One star, though, because the publisher declines to make clear anywhere on the cover that one must be able to code in R to understand this book. I mistakenly thought this was just a brainier substitute for Dona Wong's excellent but low-level "The Wall Street Journal Guide to Information Graphics: The Dos and Don'ts of Presenting Data, Facts, and Figures."
Not the case. The text is written, often, in computer code. (Not in a sidebar, not in an appendix, etc.)
It's a coding book.
Instead, I found it to be a kind of "circular" logic (visualize data in good ways is important... here is some data visualized in a good way... now doesn't that show how important it is - and it's cool... btw here is a code snippet). It is almost like the book is just trying to convince me that data visualization can be powerful and cool. I know that - that's why I bought this, I wanted to learn the tools and techniques to determine the best and most innovative way to visualize data sets, not how the author has visualized existing data sets he has dealt with.

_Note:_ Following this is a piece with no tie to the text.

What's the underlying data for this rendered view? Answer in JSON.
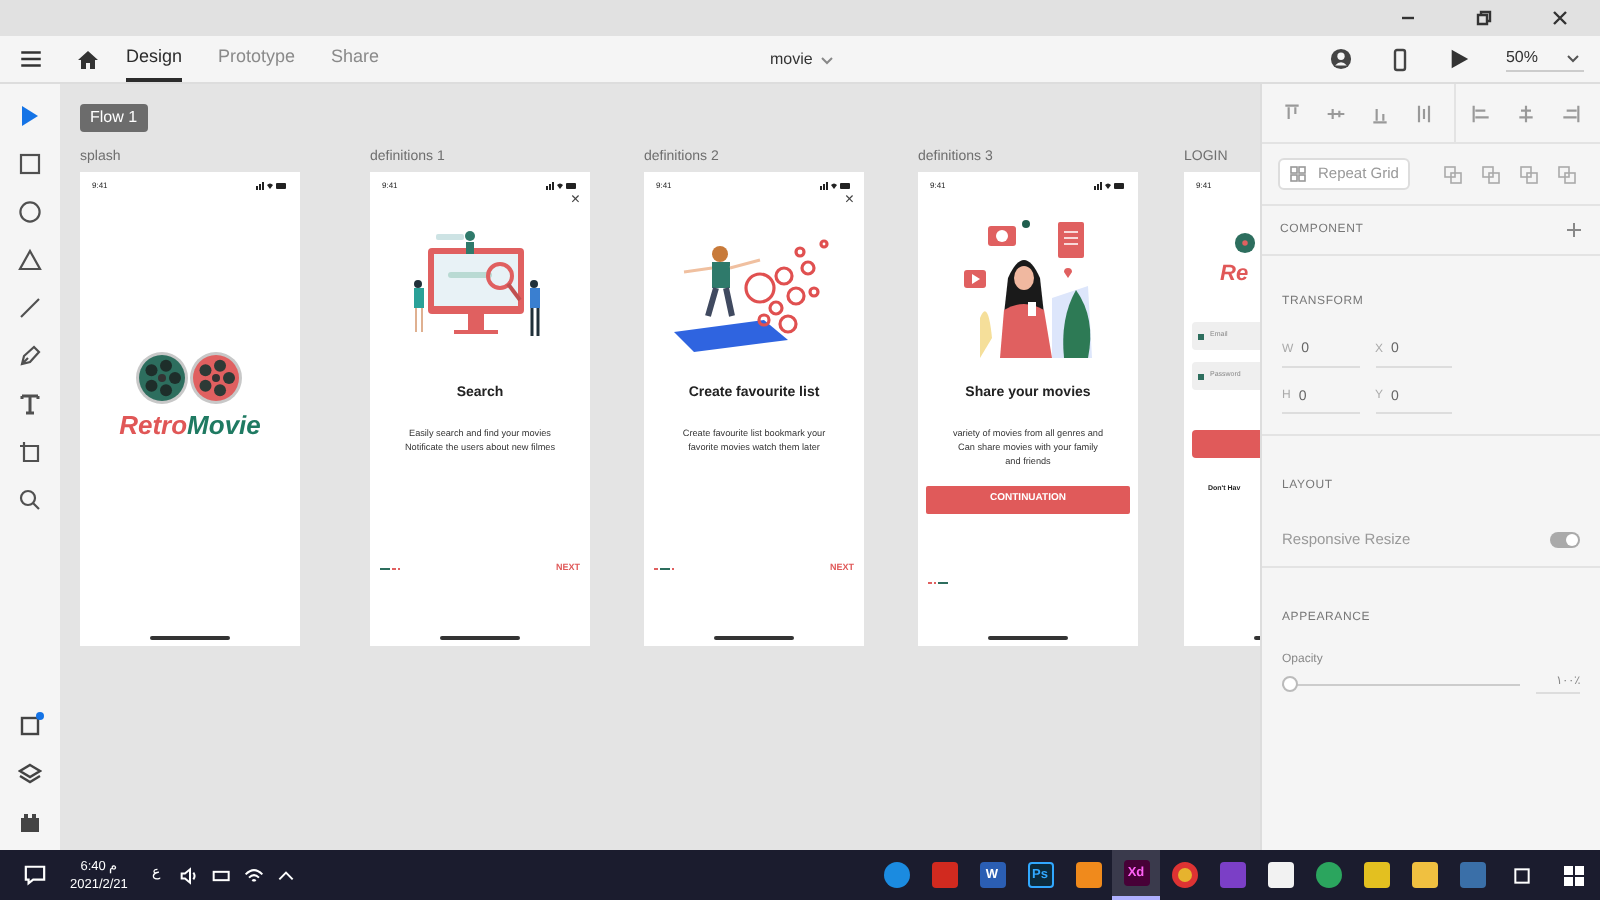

Interesting enough to borrow if you see it on a friend's desk, but I don't think I'd purchase it again if I had the opportunity.
First, every example uses Adobe Illustrator to make the visualization look as good as they do. In order to complete the exercises, you must have Illustrator. Nathan does explain that it can be obtained at a discount or you can an older version, but it's still a pretty big financial investment. If I hadn't been able to dig up a old copy, Illustrator 9, I would have been out of luck. Even with my outdated copy, not everything worked for me. If he had included at least a couple of examples with the open source Inkscape, this would have been a 5 star rating.
The second thing I would have liked to see a little different is more statistical info to go along with the visualizations. We often visualize data to help make decisions. Nathan shows how to display a LOESS line to see the best fit for the curve, but he stops there. Maybe discussing R² ( correlation coefficient) analysis to determine whether the values are are a good match would help me feel better about analyzing the data beyond just visualization.
That said, this is an extremely well written book and easily deserves 4 stars. Dig up an old copy of Illustrator (preferably CSx versions) and enjoy this book.
* teaches how to scrape data from web pages
* teaches the nuts and bolts
* teaches you how to do it - not just a textbook approach of what visualization is
* super applied
* makes it easy to extract value
* feels like you are being tutored rather than just taught about it